In 5.0, pet instructions are blended seamlessly into the Summoner’s main kit, which has massively simplified its rotation and makes it more effective in battle, even for casual players. The class is still reasonably complex and requires the use of several different mechanics to get the most out of it, but Summoner is more accessible now that it’s ever been.
One of Final Fantasy XIV’s newest jobs, Dancer is as much a support class as it is a damage dealer. For that reason, its output is the lowest of all the DPS classes. However, if used correctly the party buffs in its toolkit make up for its poor base damage.
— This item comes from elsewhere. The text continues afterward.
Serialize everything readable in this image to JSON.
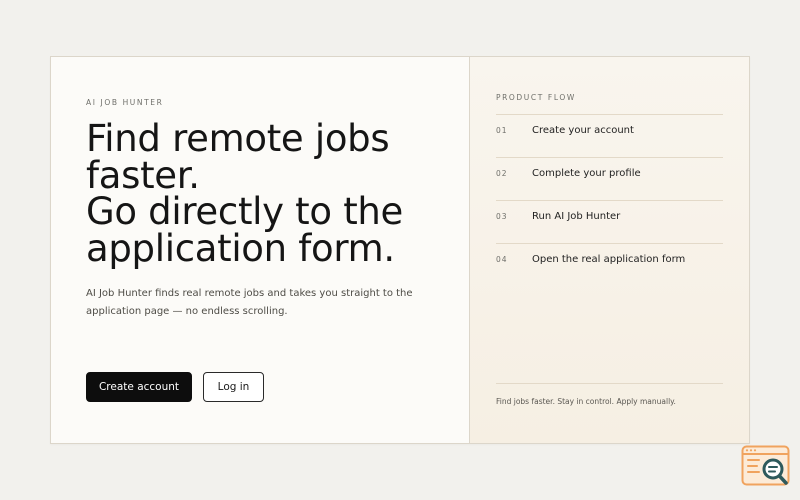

By level 70, the Dancer can not only constantly buff the damage of their chosen “dance partner,” they can also temporarily boost the DPS of the entire group, providing the perfect window of opportunity to unleash their most potent attacks. Add in a party-wide protection buff, a weak but fast healing spell, and some of the best area-of-effect skills of any class, the Dancer is pretty awesome.
Dragoon has always been the top of the pile when it comes to melee DPS, and not much has changed. Its damage output is superb, and its Battle Litany as well as Dragon’s Eye buffs are invaluable. Shadowbringers has done away with the Dragoon’s Heavy Thrust skill, implementing a base damage buff into its Chaos Thrust combo instead for a slightly smoother rotation.
The Dragoon’s jump skills have been tweaked a little too. Spineshatter Dive no longer provides the Dive Ready buff, making it a little trickier to activate the ultra-powerful finishing move, Nastrond. Despite that, the Dragoon feels as strong as it ever was, if not stronger.
2 Black Mage
The caster equivalent of Samurai, the Black Mage is the only magical DPS class that can’t buff, heal, or resurrect teammates. However, while its melee counterpart seems to be languishing, the Black Mage is now head and shoulders above the rest in terms of raw damage.
The Black Mage’s rotation, which hinges around its Enochian mechanic, is more forgiving now thanks to a couple of useful additions to its toolkit. Throw in new, super-potent spells like Despair and Xenoglossy, which respectively are single-target versions of Flare and Foul, and you’ve essentially got a walking, talking turret, capable of decimating anything in their path.
Shaking off its reputation as a dull, clunky “Bard with a gun and about 10 percent of the utility,” Machinist basically been rebuilt from the ground up for Shadowbringers. Now, it’s not only one of the biggest damage dealers, but it’s an absolute joy to play too.
Some of the new gadgets like Bioblaster and Auto Crossbow are pure fan-service, inspired by the tools used by Edgar Roni Figaro back in Final Fantasy VI. The Heat Gauge and turret mechanics have also undergone a huge overhaul, and upon reaching level 80, Machinists can deploy their very own robot sidekick to fight alongside them. Whether it’s single targets or large packs, the Machinist makes short work of whatever’s in its way. Most importantly, it is outrageous fun.